Bonroy, Bert ; Leysens, Greet ; Miljkovic, Dragana ; Vanrumste, Bart ; De Maesschalck, Lieven ; Quanten, Stijn ; Berckmans, Daniel


Electronic, Assessment, screening, Pain, Discomfort, on-site, onsite, SISTA, Science & Technology, Technology, Life Sciences & Biomedicine, Computer Science, Interdisciplinary Applications, Computer Science, Theory & Methods, Engineering, Biomedical, Medical Informatics, Computer Science, Engineering, Screening, On-site, QUALITY-OF-LIFE, SCALE, VALIDATION, MANAGEMENT, DEMENTIA, PEOPLE, SYSTEM, Aged, 80 and over, Databases, Factual, Dementia, Female, Humans, Observer Variation, Pain Measurement, Software, 0801 Artificial Intelligence and Image Processing, 0903 Biomedical Engineering, 0906 Electrical and Electronic Engineering, 4003 Biomedical engineering, 4601 Applied computing, 4603 Computer vision and multimedia computation


Over the recent years pen-paper observational assessment scales have proven to be useful to monitor behaviour and responses of humans and animals.
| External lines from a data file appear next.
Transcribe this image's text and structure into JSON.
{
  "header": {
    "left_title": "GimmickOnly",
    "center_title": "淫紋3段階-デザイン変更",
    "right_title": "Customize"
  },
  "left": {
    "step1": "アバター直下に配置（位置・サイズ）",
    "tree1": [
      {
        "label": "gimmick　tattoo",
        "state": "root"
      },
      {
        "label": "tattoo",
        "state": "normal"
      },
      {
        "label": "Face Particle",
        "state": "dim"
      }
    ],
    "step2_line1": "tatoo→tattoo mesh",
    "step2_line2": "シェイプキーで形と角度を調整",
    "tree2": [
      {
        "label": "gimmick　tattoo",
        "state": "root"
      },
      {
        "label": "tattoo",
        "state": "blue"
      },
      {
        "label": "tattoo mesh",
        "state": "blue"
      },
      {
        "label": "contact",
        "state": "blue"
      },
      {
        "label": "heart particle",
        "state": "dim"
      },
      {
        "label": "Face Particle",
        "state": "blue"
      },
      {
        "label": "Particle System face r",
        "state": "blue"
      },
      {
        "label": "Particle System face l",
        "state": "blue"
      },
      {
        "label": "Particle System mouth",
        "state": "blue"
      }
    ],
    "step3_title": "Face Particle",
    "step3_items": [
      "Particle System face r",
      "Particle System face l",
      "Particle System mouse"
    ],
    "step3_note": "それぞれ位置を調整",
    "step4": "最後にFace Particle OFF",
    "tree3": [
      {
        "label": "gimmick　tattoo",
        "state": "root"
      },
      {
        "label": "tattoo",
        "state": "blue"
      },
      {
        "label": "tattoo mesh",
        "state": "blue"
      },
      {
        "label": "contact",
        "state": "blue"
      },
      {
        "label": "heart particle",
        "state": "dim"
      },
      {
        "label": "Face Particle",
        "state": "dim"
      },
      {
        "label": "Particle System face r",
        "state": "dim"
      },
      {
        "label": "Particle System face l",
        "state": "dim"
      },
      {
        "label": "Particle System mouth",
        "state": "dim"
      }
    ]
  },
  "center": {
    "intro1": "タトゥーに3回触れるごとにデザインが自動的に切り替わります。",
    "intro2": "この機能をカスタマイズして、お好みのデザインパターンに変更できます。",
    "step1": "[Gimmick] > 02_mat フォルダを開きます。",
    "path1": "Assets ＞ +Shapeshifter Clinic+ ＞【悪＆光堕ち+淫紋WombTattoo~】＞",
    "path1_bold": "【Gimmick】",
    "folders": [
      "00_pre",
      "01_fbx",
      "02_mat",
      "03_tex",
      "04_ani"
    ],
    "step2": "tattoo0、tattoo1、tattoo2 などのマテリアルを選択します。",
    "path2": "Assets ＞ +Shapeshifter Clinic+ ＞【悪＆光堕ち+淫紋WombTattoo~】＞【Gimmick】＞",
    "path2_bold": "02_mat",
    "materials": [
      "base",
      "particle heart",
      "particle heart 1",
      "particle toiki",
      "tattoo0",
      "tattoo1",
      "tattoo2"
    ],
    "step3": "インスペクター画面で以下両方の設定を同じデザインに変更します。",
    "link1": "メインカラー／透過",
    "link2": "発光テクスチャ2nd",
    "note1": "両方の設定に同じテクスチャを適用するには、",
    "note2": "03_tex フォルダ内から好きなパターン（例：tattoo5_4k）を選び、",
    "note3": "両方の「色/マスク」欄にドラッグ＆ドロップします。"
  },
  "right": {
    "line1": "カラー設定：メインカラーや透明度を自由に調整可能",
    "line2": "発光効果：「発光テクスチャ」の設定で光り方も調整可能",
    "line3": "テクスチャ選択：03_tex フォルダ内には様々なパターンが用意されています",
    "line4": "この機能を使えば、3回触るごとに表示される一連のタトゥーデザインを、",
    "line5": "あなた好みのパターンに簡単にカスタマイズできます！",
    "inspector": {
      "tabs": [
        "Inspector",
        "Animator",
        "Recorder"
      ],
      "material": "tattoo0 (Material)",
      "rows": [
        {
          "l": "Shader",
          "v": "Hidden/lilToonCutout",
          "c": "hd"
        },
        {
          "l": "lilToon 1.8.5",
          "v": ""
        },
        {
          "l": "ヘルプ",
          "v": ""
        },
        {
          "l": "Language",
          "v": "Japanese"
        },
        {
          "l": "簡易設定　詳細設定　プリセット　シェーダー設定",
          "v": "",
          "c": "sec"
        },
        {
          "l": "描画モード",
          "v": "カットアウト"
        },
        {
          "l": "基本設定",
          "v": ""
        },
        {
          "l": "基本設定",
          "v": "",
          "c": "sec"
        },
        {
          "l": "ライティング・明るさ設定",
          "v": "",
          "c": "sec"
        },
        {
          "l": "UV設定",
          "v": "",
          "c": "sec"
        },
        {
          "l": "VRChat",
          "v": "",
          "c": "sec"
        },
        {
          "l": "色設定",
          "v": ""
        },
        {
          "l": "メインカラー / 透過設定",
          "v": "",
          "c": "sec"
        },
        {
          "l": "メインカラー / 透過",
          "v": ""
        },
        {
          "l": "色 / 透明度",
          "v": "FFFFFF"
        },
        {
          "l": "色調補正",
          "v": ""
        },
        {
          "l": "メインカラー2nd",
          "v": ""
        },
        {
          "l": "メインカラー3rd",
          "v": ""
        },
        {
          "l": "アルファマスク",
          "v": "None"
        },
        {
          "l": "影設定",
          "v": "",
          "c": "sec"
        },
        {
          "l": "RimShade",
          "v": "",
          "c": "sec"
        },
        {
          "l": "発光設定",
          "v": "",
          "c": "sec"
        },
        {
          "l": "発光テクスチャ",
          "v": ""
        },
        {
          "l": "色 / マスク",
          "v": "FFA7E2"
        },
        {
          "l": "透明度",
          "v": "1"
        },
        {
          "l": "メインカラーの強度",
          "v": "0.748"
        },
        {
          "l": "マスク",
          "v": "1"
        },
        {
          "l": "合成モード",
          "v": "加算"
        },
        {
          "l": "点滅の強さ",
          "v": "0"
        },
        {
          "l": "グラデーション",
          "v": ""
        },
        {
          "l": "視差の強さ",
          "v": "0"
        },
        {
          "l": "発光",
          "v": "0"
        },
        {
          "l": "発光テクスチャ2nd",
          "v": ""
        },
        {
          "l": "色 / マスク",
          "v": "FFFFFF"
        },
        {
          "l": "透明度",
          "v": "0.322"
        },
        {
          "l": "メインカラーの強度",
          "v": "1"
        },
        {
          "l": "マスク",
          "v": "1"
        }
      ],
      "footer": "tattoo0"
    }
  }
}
Observational assessment tools are typically applied for subjects who are not able to communicate directly. For example pain assessment on young children or lameness assessment for evaluating horses. For on-site observational assessment however it is hard to record and validate timing patterns of observed events using pen-paper scales. Although timing information is in many cases assumed highly valuable, only (videotaped) laboratory scales are able to benefit from this knowledge. In this paper we digitalize pen-paper assessment scales resulting in new functionalities capable to improve assessment scores. A case study for on-site pain/discomfort assessment on severely demented people is presented. The resulting system is an electronic device with a graphical user interface (GUI) on a touch screen. The device allows easily registering and evaluating complex timing patterns of behaviours and responses, on-site. This feature could result in a new generation of more accurate observational assessment instruments. Moreover digital information is stored in a database improving administration, providing immediate feedback and allowing applications like: visualisation, statistical analysis and scientific research like data mining.